### TASK STATEMENT
Check each line of the records below and collect those holding "kind".

[Element data from apps and pages]
☆ ☆ ☆ ☆

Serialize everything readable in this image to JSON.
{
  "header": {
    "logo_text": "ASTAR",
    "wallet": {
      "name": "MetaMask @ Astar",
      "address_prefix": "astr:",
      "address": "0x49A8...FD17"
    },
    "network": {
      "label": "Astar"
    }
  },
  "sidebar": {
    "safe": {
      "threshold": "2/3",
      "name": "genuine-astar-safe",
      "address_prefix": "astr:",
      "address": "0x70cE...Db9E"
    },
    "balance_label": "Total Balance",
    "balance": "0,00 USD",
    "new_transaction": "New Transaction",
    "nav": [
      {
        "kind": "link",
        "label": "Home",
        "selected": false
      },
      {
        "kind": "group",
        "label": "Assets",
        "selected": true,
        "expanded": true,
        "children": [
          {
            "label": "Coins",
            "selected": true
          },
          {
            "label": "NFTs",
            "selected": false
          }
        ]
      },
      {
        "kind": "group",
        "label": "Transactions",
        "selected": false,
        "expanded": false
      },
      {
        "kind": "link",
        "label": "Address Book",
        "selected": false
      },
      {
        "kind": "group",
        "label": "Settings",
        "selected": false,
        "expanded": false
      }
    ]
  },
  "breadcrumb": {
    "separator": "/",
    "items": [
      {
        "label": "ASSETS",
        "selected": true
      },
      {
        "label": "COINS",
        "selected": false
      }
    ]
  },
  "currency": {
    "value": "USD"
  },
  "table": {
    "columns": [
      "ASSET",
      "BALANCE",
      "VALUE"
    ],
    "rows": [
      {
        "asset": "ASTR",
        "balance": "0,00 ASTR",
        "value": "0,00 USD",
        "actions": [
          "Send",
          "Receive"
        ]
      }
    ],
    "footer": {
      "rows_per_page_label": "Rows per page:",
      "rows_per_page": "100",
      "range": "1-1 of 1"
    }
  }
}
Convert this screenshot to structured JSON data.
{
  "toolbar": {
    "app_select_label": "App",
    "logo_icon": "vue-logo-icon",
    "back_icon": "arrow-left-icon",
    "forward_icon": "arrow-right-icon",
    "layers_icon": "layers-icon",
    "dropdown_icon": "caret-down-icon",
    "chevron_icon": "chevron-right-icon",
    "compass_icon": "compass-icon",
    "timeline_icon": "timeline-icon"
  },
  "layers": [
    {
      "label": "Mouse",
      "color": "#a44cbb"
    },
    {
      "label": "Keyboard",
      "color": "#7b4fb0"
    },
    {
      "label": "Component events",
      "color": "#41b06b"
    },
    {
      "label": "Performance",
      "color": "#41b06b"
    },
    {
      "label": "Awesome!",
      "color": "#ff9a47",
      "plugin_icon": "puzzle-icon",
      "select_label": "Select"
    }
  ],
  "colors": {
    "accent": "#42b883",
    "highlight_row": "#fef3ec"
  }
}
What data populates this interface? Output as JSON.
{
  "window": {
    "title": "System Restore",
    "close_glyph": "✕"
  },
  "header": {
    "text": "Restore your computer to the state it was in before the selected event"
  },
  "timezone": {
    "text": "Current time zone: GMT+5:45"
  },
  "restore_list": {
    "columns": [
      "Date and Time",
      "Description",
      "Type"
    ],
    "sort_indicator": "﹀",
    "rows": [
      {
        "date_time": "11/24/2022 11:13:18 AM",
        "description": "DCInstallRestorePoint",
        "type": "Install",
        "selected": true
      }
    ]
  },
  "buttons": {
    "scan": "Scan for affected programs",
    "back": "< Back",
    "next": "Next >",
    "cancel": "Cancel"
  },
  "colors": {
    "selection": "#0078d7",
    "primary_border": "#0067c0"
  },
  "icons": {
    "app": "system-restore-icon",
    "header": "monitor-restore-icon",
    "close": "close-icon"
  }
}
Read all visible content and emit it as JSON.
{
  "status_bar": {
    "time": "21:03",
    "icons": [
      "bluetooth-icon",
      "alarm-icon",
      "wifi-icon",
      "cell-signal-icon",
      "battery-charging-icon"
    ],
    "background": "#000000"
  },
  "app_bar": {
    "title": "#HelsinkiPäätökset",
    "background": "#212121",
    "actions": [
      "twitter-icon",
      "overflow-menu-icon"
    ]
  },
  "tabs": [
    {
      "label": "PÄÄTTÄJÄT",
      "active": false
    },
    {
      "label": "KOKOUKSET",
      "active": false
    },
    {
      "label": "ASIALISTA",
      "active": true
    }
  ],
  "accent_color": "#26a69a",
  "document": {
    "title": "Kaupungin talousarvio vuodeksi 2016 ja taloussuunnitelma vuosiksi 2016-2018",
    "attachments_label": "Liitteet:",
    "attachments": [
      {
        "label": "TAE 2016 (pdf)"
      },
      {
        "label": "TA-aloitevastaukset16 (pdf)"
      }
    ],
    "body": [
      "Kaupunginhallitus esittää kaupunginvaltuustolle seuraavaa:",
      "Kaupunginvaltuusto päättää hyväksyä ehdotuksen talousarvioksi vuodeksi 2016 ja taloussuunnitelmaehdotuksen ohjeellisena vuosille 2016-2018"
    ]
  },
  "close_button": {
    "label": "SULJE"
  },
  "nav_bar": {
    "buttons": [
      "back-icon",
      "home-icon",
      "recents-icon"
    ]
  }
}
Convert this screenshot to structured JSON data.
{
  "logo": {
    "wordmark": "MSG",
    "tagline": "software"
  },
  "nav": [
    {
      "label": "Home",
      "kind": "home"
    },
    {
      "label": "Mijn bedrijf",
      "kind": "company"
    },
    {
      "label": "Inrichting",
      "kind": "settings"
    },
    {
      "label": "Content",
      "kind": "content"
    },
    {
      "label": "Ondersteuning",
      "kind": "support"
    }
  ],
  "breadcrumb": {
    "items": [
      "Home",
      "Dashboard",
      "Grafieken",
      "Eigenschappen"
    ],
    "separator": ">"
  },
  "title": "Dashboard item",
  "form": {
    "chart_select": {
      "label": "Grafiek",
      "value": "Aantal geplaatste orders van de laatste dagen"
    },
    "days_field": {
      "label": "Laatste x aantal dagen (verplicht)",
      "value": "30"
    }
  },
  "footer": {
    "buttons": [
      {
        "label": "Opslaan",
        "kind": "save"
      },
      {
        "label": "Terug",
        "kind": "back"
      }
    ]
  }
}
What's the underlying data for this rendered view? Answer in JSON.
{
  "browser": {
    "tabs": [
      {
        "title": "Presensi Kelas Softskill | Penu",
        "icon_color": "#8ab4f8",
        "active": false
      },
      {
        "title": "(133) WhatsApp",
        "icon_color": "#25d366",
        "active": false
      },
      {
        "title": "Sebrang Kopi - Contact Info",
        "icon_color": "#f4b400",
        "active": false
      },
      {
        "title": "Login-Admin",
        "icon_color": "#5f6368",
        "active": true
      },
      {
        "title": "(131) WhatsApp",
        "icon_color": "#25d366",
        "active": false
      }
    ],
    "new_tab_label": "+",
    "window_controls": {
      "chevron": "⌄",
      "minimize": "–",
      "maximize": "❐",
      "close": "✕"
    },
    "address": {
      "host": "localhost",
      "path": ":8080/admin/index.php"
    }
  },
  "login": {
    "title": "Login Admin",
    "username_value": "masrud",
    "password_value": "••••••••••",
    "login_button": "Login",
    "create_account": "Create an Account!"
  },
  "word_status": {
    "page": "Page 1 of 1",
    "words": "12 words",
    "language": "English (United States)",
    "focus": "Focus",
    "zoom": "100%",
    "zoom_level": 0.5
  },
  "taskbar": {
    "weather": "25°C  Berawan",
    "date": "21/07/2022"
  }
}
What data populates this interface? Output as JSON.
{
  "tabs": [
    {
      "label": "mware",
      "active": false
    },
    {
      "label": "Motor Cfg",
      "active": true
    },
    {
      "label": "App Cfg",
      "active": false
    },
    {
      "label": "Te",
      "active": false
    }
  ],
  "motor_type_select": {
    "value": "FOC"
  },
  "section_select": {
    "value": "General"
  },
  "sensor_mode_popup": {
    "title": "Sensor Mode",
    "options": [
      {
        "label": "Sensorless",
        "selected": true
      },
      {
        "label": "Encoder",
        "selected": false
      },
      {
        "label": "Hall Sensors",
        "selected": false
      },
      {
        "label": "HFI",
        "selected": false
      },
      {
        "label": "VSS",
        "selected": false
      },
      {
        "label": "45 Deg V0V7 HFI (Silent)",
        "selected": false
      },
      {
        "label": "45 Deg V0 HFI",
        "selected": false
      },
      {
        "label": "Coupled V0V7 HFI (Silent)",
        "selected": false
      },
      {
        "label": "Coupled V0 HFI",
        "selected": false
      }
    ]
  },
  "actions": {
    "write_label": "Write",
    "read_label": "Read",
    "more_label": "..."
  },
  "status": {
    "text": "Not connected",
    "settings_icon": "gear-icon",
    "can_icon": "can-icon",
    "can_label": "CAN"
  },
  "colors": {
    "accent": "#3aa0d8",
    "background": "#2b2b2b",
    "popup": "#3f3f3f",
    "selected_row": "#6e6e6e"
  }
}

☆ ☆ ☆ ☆

### YOUR RESPONSE
        "kind": "link",
        "kind": "group",
        "kind": "group",
        "kind": "link",
        "kind": "group",
      "kind": "home"
      "kind": "company"
      "kind": "settings"
      "kind": "content"
      "kind": "support"
        "kind": "save"
        "kind": "back"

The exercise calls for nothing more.